Your assignment: Word for word, copy each record that comes after this.

Stored data:
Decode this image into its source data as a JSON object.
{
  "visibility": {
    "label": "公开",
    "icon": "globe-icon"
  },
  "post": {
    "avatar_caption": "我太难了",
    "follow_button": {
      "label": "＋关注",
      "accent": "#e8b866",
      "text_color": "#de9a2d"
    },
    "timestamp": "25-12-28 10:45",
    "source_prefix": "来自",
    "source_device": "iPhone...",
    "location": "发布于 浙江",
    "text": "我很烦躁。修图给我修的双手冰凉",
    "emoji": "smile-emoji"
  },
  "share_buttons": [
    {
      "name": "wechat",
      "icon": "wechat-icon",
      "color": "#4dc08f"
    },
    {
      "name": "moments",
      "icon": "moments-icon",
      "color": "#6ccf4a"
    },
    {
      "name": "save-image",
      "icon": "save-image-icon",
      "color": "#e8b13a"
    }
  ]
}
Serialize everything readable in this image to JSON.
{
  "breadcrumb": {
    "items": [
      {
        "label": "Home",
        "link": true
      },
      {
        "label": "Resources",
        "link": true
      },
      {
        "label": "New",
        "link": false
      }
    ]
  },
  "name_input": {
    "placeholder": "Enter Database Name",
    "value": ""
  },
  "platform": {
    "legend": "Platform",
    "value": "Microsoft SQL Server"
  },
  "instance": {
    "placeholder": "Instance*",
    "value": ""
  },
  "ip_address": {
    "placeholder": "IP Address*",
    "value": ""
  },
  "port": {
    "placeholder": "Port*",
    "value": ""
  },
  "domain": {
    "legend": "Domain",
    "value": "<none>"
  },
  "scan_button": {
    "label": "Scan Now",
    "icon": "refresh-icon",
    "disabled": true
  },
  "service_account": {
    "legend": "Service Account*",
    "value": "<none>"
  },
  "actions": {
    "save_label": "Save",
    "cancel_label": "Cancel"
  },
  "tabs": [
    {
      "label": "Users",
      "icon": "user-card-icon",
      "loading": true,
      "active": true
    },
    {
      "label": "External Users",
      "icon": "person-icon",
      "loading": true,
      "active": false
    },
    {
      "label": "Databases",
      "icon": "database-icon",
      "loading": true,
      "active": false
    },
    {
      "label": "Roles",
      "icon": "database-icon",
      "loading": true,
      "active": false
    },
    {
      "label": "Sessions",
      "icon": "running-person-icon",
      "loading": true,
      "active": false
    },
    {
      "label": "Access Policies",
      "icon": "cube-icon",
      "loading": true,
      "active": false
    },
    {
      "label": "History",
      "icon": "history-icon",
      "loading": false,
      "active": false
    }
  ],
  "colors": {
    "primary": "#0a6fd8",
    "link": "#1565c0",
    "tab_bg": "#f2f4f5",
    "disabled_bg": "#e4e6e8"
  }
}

Exercise answer:
Decode this image into its source data as a JSON object.
{
  "visibility": {
    "label": "公开",
    "icon": "globe-icon"
  },
  "post": {
    "avatar_caption": "我太难了",
    "follow_button": {
      "label": "＋关注",
      "accent": "#e8b866",
      "text_color": "#de9a2d"
    },
    "timestamp": "25-12-28 10:45",
    "source_prefix": "来自",
    "source_device": "iPhone...",
    "location": "发布于 浙江",
    "text": "我很烦躁。修图给我修的双手冰凉",
    "emoji": "smile-emoji"
  },
  "share_buttons": [
    {
      "name": "wechat",
      "icon": "wechat-icon",
      "color": "#4dc08f"
    },
    {
      "name": "moments",
      "icon": "moments-icon",
      "color": "#6ccf4a"
    },
    {
      "name": "save-image",
      "icon": "save-image-icon",
      "color": "#e8b13a"
    }
  ]
}
Serialize everything readable in this image to JSON.
{
  "breadcrumb": {
    "items": [
      {
        "label": "Home",
        "link": true
      },
      {
        "label": "Resources",
        "link": true
      },
      {
        "label": "New",
        "link": false
      }
    ]
  },
  "name_input": {
    "placeholder": "Enter Database Name",
    "value": ""
  },
  "platform": {
    "legend": "Platform",
    "value": "Microsoft SQL Server"
  },
  "instance": {
    "placeholder": "Instance*",
    "value": ""
  },
  "ip_address": {
    "placeholder": "IP Address*",
    "value": ""
  },
  "port": {
    "placeholder": "Port*",
    "value": ""
  },
  "domain": {
    "legend": "Domain",
    "value": "<none>"
  },
  "scan_button": {
    "label": "Scan Now",
    "icon": "refresh-icon",
    "disabled": true
  },
  "service_account": {
    "legend": "Service Account*",
    "value": "<none>"
  },
  "actions": {
    "save_label": "Save",
    "cancel_label": "Cancel"
  },
  "tabs": [
    {
      "label": "Users",
      "icon": "user-card-icon",
      "loading": true,
      "active": true
    },
    {
      "label": "External Users",
      "icon": "person-icon",
      "loading": true,
      "active": false
    },
    {
      "label": "Databases",
      "icon": "database-icon",
      "loading": true,
      "active": false
    },
    {
      "label": "Roles",
      "icon": "database-icon",
      "loading": true,
      "active": false
    },
    {
      "label": "Sessions",
      "icon": "running-person-icon",
      "loading": true,
      "active": false
    },
    {
      "label": "Access Policies",
      "icon": "cube-icon",
      "loading": true,
      "active": false
    },
    {
      "label": "History",
      "icon": "history-icon",
      "loading": false,
      "active": false
    }
  ],
  "colors": {
    "primary": "#0a6fd8",
    "link": "#1565c0",
    "tab_bg": "#f2f4f5",
    "disabled_bg": "#e4e6e8"
  }
}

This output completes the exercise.